After an unrelenting feast of brand new wines, it came as something of a relief this weekend to open a couple of older bottles. Nothing rare or expensive, just a bottle kindly brought by dinner guests and another found in a forgotten box unearthed whilst tidying the cellar.
1994 Cartuxa Reserva, Evora : hand on heart, I knew ABSOLUTELY NOTHING about this wine and the back label, written in a teensy font was not illuminating. In the cold light of the following morning I made a quick online search and found the winery website (www.cartuxa.pt) which told me the Reserva is ” a blend of Trincadeira, Aragonez, Alfrocheiro and Alicante Bouschet planted in the Fundação Eugénio de Almeida vineyards”. Obviously.
I would have had trouble picking this as Portuguese wine as it didn’t have the gravelly tannins I usually associate with Dao or Bairrada and I am not certain I would recognize the defining characters of Trincadeira . Instead it was a wonderfully mature red with a strong forest floor, aged leather and sweet spice character, silky tannins and still a surprising degree of freshness. It was delicious and a welcome distraction from the barbecued beef that I had forgotten was still ON the barbecue and so was served dans le style anglais. ie. well done.
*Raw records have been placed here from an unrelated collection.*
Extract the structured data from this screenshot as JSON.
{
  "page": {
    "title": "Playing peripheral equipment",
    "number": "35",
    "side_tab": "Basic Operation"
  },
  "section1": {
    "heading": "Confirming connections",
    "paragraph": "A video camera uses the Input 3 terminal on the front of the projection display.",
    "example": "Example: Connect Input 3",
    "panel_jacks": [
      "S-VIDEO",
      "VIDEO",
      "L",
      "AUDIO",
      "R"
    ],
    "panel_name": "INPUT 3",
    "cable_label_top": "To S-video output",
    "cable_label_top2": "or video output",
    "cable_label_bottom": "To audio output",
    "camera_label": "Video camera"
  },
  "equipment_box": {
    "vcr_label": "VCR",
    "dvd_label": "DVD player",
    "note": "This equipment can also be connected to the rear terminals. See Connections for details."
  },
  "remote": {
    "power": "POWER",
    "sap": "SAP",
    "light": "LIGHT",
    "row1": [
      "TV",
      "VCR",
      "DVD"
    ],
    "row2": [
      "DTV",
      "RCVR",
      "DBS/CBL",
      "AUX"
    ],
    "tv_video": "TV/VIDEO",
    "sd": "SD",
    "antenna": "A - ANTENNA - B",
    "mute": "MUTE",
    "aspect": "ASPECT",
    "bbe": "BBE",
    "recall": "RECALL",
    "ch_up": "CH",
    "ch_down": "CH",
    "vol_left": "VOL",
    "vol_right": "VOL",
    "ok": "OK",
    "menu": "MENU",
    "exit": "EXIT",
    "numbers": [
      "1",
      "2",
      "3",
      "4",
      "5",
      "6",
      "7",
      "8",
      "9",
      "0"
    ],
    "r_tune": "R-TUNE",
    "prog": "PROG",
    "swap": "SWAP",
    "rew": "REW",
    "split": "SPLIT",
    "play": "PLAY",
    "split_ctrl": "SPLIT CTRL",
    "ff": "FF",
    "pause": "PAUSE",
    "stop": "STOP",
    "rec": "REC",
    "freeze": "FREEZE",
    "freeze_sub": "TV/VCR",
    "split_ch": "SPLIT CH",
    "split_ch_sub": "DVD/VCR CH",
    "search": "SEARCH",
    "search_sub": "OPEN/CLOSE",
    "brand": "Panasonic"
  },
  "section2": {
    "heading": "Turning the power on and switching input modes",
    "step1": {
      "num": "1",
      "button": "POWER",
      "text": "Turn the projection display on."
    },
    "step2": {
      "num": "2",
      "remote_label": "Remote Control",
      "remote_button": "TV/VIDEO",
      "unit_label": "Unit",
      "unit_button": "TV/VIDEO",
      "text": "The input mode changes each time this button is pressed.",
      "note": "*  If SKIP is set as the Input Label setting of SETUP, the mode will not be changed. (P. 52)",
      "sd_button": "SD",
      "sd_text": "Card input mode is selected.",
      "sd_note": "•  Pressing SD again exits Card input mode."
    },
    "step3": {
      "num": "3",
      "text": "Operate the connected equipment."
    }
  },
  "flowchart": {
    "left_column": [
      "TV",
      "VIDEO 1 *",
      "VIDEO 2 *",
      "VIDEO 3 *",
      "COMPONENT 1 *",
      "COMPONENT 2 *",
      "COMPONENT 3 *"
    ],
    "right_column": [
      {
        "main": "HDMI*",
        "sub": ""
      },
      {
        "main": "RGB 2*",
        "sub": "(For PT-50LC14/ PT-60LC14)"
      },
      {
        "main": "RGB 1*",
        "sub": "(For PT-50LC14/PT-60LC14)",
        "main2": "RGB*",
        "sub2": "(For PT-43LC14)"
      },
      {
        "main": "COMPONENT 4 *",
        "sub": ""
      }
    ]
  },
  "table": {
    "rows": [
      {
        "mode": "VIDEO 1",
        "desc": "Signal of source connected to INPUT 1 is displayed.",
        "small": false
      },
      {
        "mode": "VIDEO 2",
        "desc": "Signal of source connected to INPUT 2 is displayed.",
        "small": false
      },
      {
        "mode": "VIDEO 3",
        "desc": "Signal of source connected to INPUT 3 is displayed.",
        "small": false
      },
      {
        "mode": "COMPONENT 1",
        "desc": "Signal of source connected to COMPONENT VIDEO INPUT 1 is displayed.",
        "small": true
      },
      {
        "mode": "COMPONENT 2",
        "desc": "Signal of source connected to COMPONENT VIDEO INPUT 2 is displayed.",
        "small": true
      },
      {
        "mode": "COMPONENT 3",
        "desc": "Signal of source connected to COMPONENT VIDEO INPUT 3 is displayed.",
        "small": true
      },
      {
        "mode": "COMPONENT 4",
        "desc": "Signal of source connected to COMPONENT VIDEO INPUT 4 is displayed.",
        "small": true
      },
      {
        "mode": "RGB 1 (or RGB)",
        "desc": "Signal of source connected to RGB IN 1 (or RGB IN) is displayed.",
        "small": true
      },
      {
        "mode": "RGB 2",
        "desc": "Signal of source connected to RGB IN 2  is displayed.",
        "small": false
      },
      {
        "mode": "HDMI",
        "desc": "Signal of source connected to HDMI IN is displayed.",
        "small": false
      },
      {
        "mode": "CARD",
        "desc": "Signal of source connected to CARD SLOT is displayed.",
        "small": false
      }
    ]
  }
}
1988 Jurancon Clos Uroulat, Charles Hours : I know the wines of Domaine Cauhape well as I used to sell them in London but was once tempted to buy a mixed case of dry and moelleux Jurancon from a range of other producers. I must have drunk the dry wines some time ago but still have some of the late picked wines left. Charles Hours makes two wines; the dry Cuvee Marie and the late harvest Clos Uroulat, the latter made from 100% petit manseng and aged for 10 months in barrel. If I was honest, this wine was perhaps a little too old but although the intense sweetness had been replaced by a dried apricot and honeyed marmalade edge there was still enough sugar to accompany my boiled orange and almond cake.